§ Directions
Every line below should be given again without alteration.

Material supplied: Begin

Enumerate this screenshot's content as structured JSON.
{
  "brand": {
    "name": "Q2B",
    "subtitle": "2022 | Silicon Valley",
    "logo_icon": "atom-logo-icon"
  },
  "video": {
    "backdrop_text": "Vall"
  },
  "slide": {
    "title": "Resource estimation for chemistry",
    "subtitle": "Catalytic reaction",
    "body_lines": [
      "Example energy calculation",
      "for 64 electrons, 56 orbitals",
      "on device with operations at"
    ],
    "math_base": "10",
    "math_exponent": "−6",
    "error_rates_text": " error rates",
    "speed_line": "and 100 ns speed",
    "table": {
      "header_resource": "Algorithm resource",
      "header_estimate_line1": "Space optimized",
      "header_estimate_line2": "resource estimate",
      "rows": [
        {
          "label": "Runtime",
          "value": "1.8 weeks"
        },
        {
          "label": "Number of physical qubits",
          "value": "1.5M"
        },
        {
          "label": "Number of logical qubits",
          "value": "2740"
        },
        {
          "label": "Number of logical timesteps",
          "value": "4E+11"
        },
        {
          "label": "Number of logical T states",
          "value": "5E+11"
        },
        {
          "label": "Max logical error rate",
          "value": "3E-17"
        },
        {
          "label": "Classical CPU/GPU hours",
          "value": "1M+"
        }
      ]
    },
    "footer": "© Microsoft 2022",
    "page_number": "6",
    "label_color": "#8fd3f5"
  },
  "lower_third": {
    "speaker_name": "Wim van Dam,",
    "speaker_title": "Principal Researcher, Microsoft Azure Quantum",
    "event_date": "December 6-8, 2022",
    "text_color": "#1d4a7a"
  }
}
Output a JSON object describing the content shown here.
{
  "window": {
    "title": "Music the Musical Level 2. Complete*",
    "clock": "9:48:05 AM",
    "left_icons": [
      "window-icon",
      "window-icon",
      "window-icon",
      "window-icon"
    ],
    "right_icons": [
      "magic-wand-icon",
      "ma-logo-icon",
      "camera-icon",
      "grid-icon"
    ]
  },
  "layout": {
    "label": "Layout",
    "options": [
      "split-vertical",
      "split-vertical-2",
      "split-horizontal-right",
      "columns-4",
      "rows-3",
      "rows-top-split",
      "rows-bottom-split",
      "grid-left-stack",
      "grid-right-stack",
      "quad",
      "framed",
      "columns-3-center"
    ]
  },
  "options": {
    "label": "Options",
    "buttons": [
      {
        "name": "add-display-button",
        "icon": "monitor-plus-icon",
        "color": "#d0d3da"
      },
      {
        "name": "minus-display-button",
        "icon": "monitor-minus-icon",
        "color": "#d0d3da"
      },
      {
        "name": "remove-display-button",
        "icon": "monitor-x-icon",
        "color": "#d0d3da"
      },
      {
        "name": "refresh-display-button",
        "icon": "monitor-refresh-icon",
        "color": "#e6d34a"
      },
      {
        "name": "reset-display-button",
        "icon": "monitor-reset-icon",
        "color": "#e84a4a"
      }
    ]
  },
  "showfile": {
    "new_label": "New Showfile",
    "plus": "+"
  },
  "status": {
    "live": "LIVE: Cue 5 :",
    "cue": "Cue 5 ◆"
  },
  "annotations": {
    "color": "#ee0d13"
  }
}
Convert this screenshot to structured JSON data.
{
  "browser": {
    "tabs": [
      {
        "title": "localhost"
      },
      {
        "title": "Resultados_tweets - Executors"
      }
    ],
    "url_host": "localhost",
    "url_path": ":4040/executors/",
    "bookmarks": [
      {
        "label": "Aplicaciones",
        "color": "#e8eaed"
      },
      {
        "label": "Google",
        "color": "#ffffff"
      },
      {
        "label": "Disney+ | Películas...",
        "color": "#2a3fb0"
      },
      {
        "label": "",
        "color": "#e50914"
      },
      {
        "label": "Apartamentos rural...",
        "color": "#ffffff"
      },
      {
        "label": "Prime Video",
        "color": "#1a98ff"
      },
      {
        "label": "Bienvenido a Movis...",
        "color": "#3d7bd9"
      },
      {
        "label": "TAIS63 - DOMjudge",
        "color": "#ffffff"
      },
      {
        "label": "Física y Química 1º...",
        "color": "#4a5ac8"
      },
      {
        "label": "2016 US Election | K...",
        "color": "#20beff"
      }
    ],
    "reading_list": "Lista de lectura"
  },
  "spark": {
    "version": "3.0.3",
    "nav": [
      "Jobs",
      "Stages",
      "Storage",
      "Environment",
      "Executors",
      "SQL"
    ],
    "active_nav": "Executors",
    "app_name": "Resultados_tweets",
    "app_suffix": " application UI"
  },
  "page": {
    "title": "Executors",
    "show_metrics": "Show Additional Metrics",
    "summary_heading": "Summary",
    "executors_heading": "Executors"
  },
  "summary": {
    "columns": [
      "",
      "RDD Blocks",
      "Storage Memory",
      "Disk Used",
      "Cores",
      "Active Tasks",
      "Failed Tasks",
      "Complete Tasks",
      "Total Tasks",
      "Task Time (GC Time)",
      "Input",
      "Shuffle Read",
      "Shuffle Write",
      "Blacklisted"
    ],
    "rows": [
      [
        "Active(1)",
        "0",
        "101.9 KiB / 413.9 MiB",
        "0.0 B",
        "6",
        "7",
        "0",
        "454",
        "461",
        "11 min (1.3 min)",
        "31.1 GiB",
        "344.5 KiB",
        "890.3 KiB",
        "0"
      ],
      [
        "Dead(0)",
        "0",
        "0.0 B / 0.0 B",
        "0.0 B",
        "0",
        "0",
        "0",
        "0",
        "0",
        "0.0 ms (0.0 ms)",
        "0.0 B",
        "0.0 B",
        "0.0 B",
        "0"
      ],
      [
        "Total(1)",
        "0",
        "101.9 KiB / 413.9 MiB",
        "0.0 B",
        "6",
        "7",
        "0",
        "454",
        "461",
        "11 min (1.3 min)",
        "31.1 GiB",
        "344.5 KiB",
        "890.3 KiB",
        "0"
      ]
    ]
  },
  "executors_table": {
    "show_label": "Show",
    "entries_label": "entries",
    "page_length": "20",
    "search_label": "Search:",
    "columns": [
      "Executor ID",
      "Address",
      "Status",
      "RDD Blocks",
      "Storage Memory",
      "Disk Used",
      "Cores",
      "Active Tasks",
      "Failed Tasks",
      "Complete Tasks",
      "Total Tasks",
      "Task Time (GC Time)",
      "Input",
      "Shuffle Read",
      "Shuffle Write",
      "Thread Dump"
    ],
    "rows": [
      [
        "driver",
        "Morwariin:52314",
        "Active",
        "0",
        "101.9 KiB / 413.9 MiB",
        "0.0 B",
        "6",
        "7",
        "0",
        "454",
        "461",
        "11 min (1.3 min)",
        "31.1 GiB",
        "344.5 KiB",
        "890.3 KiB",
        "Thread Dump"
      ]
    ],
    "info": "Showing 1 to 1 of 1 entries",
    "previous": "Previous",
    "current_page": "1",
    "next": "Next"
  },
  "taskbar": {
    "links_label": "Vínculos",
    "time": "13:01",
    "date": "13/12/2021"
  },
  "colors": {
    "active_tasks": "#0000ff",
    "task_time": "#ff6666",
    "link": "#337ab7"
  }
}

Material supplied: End

§ Written answer
Enumerate this screenshot's content as structured JSON.
{
  "brand": {
    "name": "Q2B",
    "subtitle": "2022 | Silicon Valley",
    "logo_icon": "atom-logo-icon"
  },
  "video": {
    "backdrop_text": "Vall"
  },
  "slide": {
    "title": "Resource estimation for chemistry",
    "subtitle": "Catalytic reaction",
    "body_lines": [
      "Example energy calculation",
      "for 64 electrons, 56 orbitals",
      "on device with operations at"
    ],
    "math_base": "10",
    "math_exponent": "−6",
    "error_rates_text": " error rates",
    "speed_line": "and 100 ns speed",
    "table": {
      "header_resource": "Algorithm resource",
      "header_estimate_line1": "Space optimized",
      "header_estimate_line2": "resource estimate",
      "rows": [
        {
          "label": "Runtime",
          "value": "1.8 weeks"
        },
        {
          "label": "Number of physical qubits",
          "value": "1.5M"
        },
        {
          "label": "Number of logical qubits",
          "value": "2740"
        },
        {
          "label": "Number of logical timesteps",
          "value": "4E+11"
        },
        {
          "label": "Number of logical T states",
          "value": "5E+11"
        },
        {
          "label": "Max logical error rate",
          "value": "3E-17"
        },
        {
          "label": "Classical CPU/GPU hours",
          "value": "1M+"
        }
      ]
    },
    "footer": "© Microsoft 2022",
    "page_number": "6",
    "label_color": "#8fd3f5"
  },
  "lower_third": {
    "speaker_name": "Wim van Dam,",
    "speaker_title": "Principal Researcher, Microsoft Azure Quantum",
    "event_date": "December 6-8, 2022",
    "text_color": "#1d4a7a"
  }
}
Output a JSON object describing the content shown here.
{
  "window": {
    "title": "Music the Musical Level 2. Complete*",
    "clock": "9:48:05 AM",
    "left_icons": [
      "window-icon",
      "window-icon",
      "window-icon",
      "window-icon"
    ],
    "right_icons": [
      "magic-wand-icon",
      "ma-logo-icon",
      "camera-icon",
      "grid-icon"
    ]
  },
  "layout": {
    "label": "Layout",
    "options": [
      "split-vertical",
      "split-vertical-2",
      "split-horizontal-right",
      "columns-4",
      "rows-3",
      "rows-top-split",
      "rows-bottom-split",
      "grid-left-stack",
      "grid-right-stack",
      "quad",
      "framed",
      "columns-3-center"
    ]
  },
  "options": {
    "label": "Options",
    "buttons": [
      {
        "name": "add-display-button",
        "icon": "monitor-plus-icon",
        "color": "#d0d3da"
      },
      {
        "name": "minus-display-button",
        "icon": "monitor-minus-icon",
        "color": "#d0d3da"
      },
      {
        "name": "remove-display-button",
        "icon": "monitor-x-icon",
        "color": "#d0d3da"
      },
      {
        "name": "refresh-display-button",
        "icon": "monitor-refresh-icon",
        "color": "#e6d34a"
      },
      {
        "name": "reset-display-button",
        "icon": "monitor-reset-icon",
        "color": "#e84a4a"
      }
    ]
  },
  "showfile": {
    "new_label": "New Showfile",
    "plus": "+"
  },
  "status": {
    "live": "LIVE: Cue 5 :",
    "cue": "Cue 5 ◆"
  },
  "annotations": {
    "color": "#ee0d13"
  }
}
Convert this screenshot to structured JSON data.
{
  "browser": {
    "tabs": [
      {
        "title": "localhost"
      },
      {
        "title": "Resultados_tweets - Executors"
      }
    ],
    "url_host": "localhost",
    "url_path": ":4040/executors/",
    "bookmarks": [
      {
        "label": "Aplicaciones",
        "color": "#e8eaed"
      },
      {
        "label": "Google",
        "color": "#ffffff"
      },
      {
        "label": "Disney+ | Películas...",
        "color": "#2a3fb0"
      },
      {
        "label": "",
        "color": "#e50914"
      },
      {
        "label": "Apartamentos rural...",
        "color": "#ffffff"
      },
      {
        "label": "Prime Video",
        "color": "#1a98ff"
      },
      {
        "label": "Bienvenido a Movis...",
        "color": "#3d7bd9"
      },
      {
        "label": "TAIS63 - DOMjudge",
        "color": "#ffffff"
      },
      {
        "label": "Física y Química 1º...",
        "color": "#4a5ac8"
      },
      {
        "label": "2016 US Election | K...",
        "color": "#20beff"
      }
    ],
    "reading_list": "Lista de lectura"
  },
  "spark": {
    "version": "3.0.3",
    "nav": [
      "Jobs",
      "Stages",
      "Storage",
      "Environment",
      "Executors",
      "SQL"
    ],
    "active_nav": "Executors",
    "app_name": "Resultados_tweets",
    "app_suffix": " application UI"
  },
  "page": {
    "title": "Executors",
    "show_metrics": "Show Additional Metrics",
    "summary_heading": "Summary",
    "executors_heading": "Executors"
  },
  "summary": {
    "columns": [
      "",
      "RDD Blocks",
      "Storage Memory",
      "Disk Used",
      "Cores",
      "Active Tasks",
      "Failed Tasks",
      "Complete Tasks",
      "Total Tasks",
      "Task Time (GC Time)",
      "Input",
      "Shuffle Read",
      "Shuffle Write",
      "Blacklisted"
    ],
    "rows": [
      [
        "Active(1)",
        "0",
        "101.9 KiB / 413.9 MiB",
        "0.0 B",
        "6",
        "7",
        "0",
        "454",
        "461",
        "11 min (1.3 min)",
        "31.1 GiB",
        "344.5 KiB",
        "890.3 KiB",
        "0"
      ],
      [
        "Dead(0)",
        "0",
        "0.0 B / 0.0 B",
        "0.0 B",
        "0",
        "0",
        "0",
        "0",
        "0",
        "0.0 ms (0.0 ms)",
        "0.0 B",
        "0.0 B",
        "0.0 B",
        "0"
      ],
      [
        "Total(1)",
        "0",
        "101.9 KiB / 413.9 MiB",
        "0.0 B",
        "6",
        "7",
        "0",
        "454",
        "461",
        "11 min (1.3 min)",
        "31.1 GiB",
        "344.5 KiB",
        "890.3 KiB",
        "0"
      ]
    ]
  },
  "executors_table": {
    "show_label": "Show",
    "entries_label": "entries",
    "page_length": "20",
    "search_label": "Search:",
    "columns": [
      "Executor ID",
      "Address",
      "Status",
      "RDD Blocks",
      "Storage Memory",
      "Disk Used",
      "Cores",
      "Active Tasks",
      "Failed Tasks",
      "Complete Tasks",
      "Total Tasks",
      "Task Time (GC Time)",
      "Input",
      "Shuffle Read",
      "Shuffle Write",
      "Thread Dump"
    ],
    "rows": [
      [
        "driver",
        "Morwariin:52314",
        "Active",
        "0",
        "101.9 KiB / 413.9 MiB",
        "0.0 B",
        "6",
        "7",
        "0",
        "454",
        "461",
        "11 min (1.3 min)",
        "31.1 GiB",
        "344.5 KiB",
        "890.3 KiB",
        "Thread Dump"
      ]
    ],
    "info": "Showing 1 to 1 of 1 entries",
    "previous": "Previous",
    "current_page": "1",
    "next": "Next"
  },
  "taskbar": {
    "links_label": "Vínculos",
    "time": "13:01",
    "date": "13/12/2021"
  },
  "colors": {
    "active_tasks": "#0000ff",
    "task_time": "#ff6666",
    "link": "#337ab7"
  }
}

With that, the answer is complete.